Information shown START

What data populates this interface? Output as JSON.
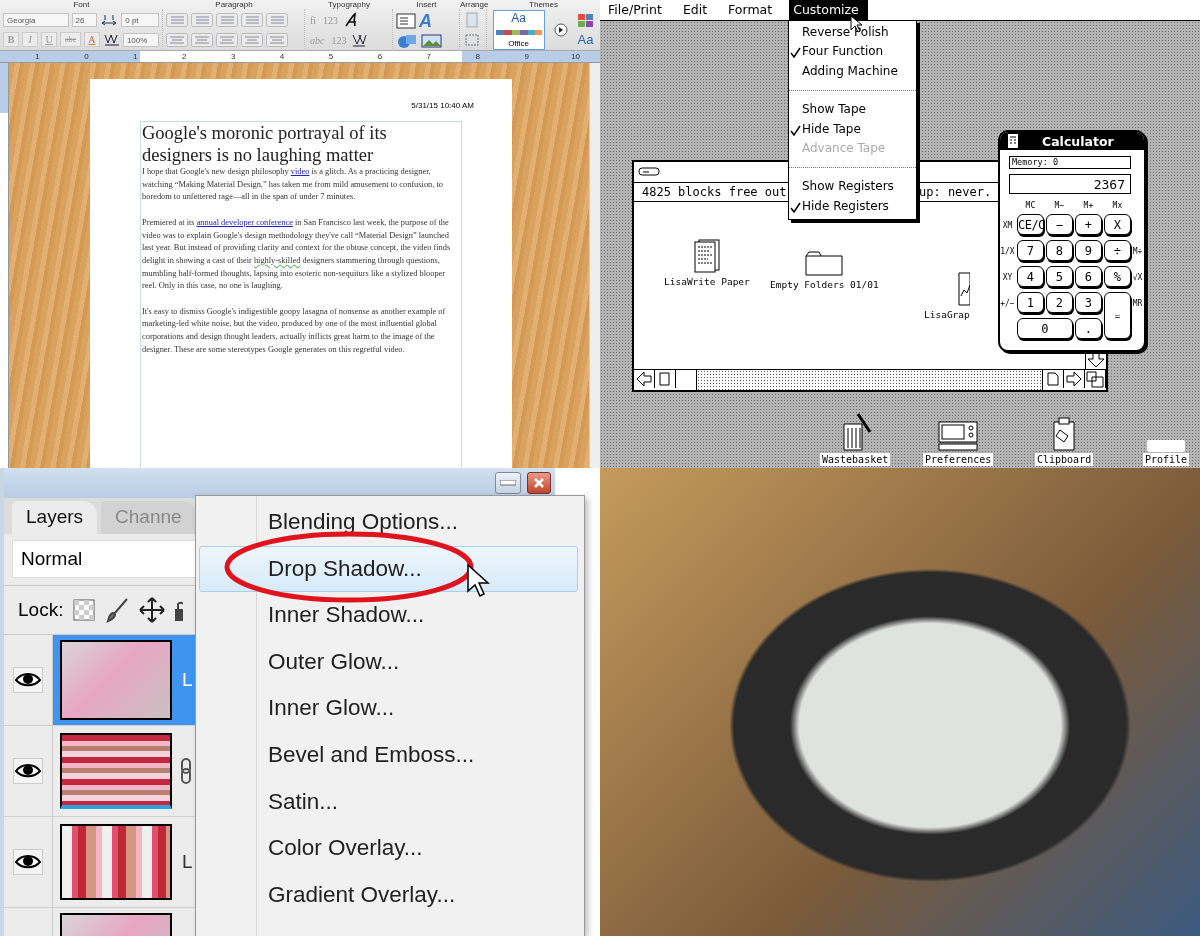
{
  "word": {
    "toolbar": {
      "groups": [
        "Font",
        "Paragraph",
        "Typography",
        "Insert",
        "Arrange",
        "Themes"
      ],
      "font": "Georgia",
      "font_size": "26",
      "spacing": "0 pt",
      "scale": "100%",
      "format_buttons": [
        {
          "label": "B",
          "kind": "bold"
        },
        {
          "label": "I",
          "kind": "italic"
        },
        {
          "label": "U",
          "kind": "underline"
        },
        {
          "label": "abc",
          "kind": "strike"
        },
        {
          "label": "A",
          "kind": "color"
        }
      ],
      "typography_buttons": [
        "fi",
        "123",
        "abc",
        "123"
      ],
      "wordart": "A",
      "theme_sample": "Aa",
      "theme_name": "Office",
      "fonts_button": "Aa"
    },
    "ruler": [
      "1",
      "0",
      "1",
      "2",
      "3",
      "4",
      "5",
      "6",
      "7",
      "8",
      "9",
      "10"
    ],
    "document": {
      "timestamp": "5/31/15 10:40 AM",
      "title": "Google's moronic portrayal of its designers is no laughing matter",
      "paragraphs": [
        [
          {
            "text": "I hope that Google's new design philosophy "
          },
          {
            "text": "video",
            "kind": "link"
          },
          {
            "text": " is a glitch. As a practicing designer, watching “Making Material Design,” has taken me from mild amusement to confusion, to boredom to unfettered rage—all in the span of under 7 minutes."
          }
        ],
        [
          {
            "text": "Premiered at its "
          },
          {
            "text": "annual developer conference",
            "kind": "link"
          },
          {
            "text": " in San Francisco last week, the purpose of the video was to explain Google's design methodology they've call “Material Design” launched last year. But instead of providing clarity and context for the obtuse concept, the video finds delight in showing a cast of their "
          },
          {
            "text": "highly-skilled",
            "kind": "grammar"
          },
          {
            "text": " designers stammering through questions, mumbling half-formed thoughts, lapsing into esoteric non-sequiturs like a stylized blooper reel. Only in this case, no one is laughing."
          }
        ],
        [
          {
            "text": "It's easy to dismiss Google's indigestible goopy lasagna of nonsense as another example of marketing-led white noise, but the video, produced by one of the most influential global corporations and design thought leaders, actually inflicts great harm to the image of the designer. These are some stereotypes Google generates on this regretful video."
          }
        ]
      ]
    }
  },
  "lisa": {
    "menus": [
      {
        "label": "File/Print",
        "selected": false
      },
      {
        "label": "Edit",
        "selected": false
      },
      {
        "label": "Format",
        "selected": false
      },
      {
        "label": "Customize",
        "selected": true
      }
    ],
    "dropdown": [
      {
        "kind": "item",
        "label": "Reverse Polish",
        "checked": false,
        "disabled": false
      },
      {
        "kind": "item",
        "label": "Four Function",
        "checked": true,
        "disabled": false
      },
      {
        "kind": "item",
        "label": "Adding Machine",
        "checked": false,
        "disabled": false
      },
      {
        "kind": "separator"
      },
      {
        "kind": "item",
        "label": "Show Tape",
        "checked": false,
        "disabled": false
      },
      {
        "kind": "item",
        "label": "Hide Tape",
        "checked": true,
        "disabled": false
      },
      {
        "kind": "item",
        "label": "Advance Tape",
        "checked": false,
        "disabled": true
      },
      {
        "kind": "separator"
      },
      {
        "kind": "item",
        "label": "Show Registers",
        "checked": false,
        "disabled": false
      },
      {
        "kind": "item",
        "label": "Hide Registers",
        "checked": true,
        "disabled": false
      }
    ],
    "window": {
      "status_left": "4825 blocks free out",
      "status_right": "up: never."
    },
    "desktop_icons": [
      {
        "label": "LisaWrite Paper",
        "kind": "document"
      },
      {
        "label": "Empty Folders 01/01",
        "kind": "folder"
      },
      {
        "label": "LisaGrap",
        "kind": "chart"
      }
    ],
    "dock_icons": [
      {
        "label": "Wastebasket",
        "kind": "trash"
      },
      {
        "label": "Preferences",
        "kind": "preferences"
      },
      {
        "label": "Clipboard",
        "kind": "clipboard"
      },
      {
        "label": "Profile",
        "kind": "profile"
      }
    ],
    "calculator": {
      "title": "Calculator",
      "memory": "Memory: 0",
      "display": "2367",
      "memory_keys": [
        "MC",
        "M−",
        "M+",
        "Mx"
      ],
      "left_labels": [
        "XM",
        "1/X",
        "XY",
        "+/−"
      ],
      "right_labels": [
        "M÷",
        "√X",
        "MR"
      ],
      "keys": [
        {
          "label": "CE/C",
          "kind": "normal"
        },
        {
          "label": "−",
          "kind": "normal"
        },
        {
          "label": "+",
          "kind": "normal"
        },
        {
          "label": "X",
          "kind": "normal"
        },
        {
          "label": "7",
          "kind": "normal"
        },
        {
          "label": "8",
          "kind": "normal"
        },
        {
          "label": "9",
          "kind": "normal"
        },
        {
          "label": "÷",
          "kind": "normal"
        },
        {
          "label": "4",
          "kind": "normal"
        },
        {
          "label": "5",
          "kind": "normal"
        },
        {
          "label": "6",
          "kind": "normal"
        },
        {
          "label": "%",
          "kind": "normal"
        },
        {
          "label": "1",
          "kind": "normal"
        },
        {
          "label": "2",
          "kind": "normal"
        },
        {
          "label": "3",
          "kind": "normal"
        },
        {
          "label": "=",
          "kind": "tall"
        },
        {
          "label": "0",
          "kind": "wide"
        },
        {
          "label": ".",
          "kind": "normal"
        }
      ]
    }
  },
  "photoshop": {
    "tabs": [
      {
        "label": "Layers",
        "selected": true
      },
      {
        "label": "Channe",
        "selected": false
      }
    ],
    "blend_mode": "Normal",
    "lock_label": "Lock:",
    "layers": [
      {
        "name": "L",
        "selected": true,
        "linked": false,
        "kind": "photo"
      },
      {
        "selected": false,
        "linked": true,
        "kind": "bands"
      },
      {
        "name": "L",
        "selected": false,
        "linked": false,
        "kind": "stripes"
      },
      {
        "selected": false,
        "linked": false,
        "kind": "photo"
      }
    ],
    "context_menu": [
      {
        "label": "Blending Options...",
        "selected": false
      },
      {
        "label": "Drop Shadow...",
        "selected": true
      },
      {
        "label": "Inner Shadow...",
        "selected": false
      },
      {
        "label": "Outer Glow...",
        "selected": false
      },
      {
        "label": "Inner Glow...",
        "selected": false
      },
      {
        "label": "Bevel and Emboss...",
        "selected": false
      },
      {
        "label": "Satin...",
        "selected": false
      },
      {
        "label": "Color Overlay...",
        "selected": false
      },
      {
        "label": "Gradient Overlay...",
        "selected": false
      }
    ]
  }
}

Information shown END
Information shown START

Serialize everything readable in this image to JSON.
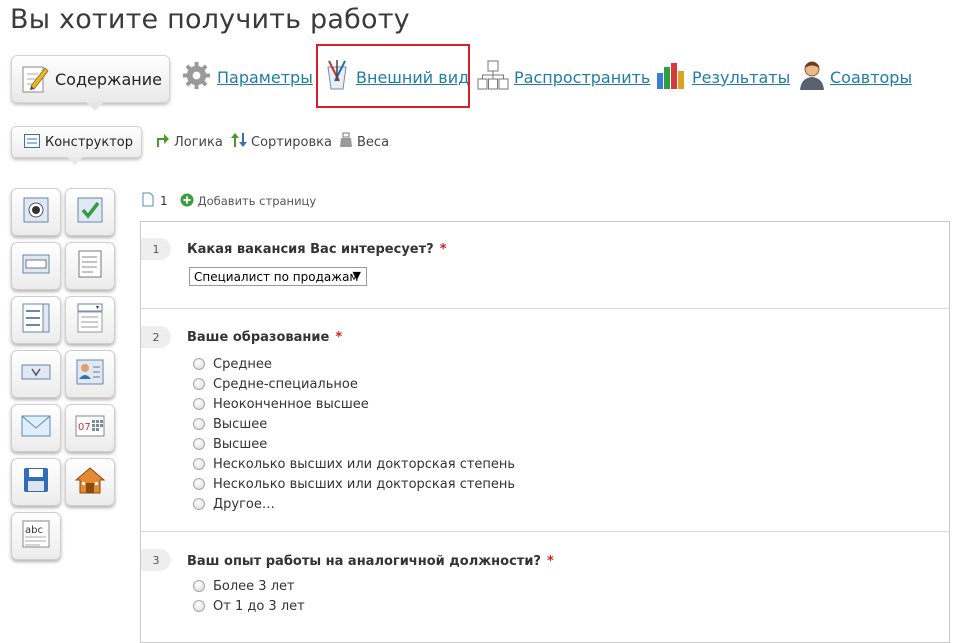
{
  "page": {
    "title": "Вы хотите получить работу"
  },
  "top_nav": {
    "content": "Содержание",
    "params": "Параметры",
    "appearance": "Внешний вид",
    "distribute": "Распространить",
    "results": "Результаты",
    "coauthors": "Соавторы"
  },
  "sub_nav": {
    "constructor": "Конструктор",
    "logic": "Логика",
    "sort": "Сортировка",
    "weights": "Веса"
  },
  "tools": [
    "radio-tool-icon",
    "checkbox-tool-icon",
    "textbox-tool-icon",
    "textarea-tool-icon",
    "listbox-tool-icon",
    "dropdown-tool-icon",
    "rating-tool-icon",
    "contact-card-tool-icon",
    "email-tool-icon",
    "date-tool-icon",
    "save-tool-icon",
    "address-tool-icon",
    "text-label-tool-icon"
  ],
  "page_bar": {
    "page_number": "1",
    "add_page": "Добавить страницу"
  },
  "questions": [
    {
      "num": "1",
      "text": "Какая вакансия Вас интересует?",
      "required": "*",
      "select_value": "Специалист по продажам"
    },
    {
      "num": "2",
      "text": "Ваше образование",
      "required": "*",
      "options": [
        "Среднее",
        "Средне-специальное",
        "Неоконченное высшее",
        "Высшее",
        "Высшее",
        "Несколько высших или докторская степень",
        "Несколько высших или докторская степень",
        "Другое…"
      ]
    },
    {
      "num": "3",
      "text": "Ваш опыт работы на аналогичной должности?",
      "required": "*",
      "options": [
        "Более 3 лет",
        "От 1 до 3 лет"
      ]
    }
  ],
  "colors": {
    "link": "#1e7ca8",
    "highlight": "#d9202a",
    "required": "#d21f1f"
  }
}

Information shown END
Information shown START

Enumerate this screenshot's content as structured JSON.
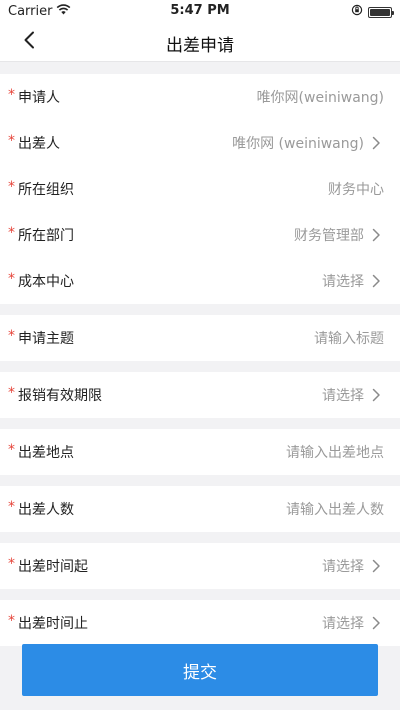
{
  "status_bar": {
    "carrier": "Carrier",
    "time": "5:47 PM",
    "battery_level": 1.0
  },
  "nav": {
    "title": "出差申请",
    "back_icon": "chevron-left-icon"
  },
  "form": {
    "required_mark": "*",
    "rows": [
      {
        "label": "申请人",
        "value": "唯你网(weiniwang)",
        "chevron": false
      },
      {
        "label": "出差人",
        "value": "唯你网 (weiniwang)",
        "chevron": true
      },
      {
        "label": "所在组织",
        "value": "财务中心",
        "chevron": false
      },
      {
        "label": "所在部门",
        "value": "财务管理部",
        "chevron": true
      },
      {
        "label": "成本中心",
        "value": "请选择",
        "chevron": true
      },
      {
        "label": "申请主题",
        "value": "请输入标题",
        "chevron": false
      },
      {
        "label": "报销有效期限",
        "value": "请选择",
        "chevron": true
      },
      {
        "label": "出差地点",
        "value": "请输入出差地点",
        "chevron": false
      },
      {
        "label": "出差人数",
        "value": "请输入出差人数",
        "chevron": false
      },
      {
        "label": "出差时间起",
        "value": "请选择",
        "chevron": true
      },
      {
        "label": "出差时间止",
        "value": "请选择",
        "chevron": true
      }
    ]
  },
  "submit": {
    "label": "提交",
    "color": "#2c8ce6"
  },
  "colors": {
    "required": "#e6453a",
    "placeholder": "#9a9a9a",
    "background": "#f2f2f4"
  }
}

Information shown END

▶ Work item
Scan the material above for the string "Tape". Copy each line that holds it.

▶ Expected answer
        "label": "Show Tape",
        "label": "Hide Tape",
        "label": "Advance Tape",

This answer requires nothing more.